The Phantom 4 Pro V2.0 is big and bulky. Its white exterior is easily recognizable. That bulky exterior makes this a very rugged drone. However, it hard to ignore the size of it. This thing weighs about 1375g, and it lacks a foldable design. It comes with a large polystyrene case with a carry handle. While that makes things convenient, it doesn’t take away from the sheer size of the drone overall.

Even the controller is rather large. It has a clean white design and a holder for your phone or tablet. The Phantom 4 Pro V2.0 is quite responsive and ensures a smooth flight experience. It’s not quite as easy as flying a Mavic, as those controllers are a bit smaller. However, it has all the usual flight features like obstacle avoidance, and new sensors all around.

While this drone doesn’t bring anything else inherently new, it’s still hard to hate it. This 1-inch CMOS sensor can easily shoot at 4K in 60fps. It’s also quite fast, ridiculously so. This might prove that the drone is perfect to be used for capturing fast-moving objects. It also has a 10-bit Dlog-M profile and HDR support.

The Phantom Pro 4 V2.0 is big, bulky, and expensive.

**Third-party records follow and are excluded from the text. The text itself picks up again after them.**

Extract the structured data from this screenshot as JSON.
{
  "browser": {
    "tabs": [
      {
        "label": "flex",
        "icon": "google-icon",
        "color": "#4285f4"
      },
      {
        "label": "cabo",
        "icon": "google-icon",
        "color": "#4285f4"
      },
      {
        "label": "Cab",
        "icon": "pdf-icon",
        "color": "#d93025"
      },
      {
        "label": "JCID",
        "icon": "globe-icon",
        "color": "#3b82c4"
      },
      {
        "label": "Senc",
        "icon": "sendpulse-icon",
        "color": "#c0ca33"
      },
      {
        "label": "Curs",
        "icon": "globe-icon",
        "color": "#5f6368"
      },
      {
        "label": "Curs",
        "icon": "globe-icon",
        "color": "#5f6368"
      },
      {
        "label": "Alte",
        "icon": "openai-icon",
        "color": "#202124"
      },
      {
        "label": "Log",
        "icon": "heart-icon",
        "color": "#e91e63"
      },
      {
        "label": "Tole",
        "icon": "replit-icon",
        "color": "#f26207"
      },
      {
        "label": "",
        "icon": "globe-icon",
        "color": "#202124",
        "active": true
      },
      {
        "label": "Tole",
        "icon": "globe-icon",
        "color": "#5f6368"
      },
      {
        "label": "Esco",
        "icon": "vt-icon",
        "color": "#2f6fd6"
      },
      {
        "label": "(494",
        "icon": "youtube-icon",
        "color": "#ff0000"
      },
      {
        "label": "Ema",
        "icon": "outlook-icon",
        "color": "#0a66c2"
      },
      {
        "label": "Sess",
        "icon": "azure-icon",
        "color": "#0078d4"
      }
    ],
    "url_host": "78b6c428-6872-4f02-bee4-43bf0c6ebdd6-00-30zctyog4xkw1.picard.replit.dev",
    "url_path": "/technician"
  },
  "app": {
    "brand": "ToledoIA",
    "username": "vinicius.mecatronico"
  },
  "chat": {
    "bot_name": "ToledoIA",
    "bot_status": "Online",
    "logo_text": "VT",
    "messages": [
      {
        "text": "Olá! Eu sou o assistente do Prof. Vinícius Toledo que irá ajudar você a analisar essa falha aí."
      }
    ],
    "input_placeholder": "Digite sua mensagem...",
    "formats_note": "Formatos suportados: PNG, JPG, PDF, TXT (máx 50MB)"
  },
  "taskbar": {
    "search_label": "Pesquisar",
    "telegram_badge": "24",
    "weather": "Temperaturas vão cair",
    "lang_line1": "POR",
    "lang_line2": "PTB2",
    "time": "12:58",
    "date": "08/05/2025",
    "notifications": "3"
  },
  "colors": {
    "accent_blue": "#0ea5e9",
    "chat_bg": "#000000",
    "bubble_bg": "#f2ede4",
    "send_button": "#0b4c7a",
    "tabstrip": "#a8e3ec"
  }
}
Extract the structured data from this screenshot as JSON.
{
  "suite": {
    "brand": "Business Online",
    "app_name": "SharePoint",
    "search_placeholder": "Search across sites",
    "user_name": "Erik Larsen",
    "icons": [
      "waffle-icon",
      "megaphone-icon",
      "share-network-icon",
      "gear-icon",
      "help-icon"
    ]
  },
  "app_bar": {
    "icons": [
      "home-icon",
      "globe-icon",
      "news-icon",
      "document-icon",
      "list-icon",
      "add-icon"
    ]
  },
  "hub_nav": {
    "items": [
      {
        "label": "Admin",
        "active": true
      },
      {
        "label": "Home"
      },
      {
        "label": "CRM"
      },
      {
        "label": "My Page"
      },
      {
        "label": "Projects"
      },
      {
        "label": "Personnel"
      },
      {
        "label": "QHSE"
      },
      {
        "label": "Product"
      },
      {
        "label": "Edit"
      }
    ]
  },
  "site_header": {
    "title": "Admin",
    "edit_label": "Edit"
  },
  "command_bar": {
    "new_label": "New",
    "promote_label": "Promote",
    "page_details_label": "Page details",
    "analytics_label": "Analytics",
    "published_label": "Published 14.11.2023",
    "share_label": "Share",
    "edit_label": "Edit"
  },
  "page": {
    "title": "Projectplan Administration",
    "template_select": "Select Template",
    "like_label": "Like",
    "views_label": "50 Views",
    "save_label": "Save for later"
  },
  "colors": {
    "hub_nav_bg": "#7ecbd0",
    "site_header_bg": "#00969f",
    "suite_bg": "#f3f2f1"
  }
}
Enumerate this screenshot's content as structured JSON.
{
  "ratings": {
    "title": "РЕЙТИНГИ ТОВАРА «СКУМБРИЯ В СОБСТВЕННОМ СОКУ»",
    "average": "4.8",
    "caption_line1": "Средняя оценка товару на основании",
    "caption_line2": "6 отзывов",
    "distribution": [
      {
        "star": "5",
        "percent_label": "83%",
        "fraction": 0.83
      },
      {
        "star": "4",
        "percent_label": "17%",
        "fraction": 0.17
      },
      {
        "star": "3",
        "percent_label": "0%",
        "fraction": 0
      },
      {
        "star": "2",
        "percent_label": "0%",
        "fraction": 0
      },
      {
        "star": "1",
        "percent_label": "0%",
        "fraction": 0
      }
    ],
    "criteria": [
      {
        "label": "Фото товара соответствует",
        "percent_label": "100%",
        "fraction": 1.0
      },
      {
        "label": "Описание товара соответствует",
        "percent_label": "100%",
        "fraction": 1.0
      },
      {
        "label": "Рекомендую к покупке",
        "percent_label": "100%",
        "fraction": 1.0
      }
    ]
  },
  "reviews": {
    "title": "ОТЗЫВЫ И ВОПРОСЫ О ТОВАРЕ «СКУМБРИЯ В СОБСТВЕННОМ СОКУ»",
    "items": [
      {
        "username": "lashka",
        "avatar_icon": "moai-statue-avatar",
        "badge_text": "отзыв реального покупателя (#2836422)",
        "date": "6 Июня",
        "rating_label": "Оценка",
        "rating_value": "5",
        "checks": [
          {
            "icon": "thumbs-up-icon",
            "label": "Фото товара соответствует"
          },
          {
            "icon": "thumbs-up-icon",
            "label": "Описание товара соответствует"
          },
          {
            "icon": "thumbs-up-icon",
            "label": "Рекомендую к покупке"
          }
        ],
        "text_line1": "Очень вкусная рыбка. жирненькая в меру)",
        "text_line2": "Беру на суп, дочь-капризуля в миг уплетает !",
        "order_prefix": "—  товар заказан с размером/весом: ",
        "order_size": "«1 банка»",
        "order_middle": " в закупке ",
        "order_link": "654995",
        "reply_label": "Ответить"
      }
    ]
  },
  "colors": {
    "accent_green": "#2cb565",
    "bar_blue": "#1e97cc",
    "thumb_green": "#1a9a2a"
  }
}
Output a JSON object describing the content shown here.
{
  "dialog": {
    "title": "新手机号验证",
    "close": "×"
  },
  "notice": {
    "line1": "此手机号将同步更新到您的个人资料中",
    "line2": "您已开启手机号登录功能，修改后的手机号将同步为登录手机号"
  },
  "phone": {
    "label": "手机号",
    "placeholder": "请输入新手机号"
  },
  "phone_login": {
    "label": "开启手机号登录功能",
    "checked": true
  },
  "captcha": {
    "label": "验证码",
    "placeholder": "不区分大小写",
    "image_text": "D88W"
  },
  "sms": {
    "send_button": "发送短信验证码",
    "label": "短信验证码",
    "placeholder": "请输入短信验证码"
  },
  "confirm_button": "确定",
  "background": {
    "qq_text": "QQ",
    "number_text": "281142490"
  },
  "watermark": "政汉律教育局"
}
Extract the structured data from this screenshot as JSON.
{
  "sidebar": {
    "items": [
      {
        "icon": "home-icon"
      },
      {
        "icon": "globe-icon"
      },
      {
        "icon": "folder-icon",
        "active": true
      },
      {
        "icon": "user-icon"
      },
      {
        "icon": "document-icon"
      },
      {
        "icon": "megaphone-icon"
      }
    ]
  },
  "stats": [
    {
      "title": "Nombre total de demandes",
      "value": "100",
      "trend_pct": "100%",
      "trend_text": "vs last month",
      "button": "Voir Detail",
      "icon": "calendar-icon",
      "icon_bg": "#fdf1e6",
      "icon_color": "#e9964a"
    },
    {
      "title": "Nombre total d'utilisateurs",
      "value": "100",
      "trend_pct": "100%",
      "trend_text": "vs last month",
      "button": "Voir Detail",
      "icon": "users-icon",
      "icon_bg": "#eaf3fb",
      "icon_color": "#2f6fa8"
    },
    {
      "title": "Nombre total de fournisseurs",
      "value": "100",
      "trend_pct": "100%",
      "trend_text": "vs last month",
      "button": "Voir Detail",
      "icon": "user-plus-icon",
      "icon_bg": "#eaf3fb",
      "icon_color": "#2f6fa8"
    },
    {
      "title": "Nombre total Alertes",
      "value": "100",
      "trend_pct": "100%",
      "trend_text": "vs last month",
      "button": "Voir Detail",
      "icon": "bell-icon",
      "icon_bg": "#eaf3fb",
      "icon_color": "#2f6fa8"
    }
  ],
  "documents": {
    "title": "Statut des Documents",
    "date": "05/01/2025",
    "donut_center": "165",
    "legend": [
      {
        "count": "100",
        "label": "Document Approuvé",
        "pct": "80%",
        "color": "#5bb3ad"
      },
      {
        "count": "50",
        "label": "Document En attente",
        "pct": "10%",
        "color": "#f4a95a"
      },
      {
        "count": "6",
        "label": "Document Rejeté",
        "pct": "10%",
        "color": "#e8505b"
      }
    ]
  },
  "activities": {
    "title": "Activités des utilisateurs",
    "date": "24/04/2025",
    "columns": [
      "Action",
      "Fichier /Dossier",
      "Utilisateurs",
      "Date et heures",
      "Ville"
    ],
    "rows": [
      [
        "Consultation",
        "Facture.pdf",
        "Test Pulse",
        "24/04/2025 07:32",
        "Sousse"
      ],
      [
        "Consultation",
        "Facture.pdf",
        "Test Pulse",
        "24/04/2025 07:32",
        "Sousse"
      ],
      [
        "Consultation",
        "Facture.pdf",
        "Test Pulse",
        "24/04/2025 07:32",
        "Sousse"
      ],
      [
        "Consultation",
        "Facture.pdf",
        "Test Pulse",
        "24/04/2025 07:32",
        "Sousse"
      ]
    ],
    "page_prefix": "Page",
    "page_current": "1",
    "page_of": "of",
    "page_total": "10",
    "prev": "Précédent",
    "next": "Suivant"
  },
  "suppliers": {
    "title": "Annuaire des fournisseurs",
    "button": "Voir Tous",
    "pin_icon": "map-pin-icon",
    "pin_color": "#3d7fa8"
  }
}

It has a rectilinear lens, which makes it great for mapping. It also shoots in 4K 60fps, unlike both the Mavic 2 Pro and Mavic 2 Zoom. If you don’t care about this feature, by all means, go with the other drones on this list.

Alyssa Arford
Alyssa Arford is an aspiring Electrical & Electronics Engineer with a vested interest in the innovation and design of computer hardware. Her passion for understanding the nitty gritty of how hardware components come together and playing around with the potential of silicon devices puts her in a position to confidently discuss emerging technologies and their implications in advanced computing.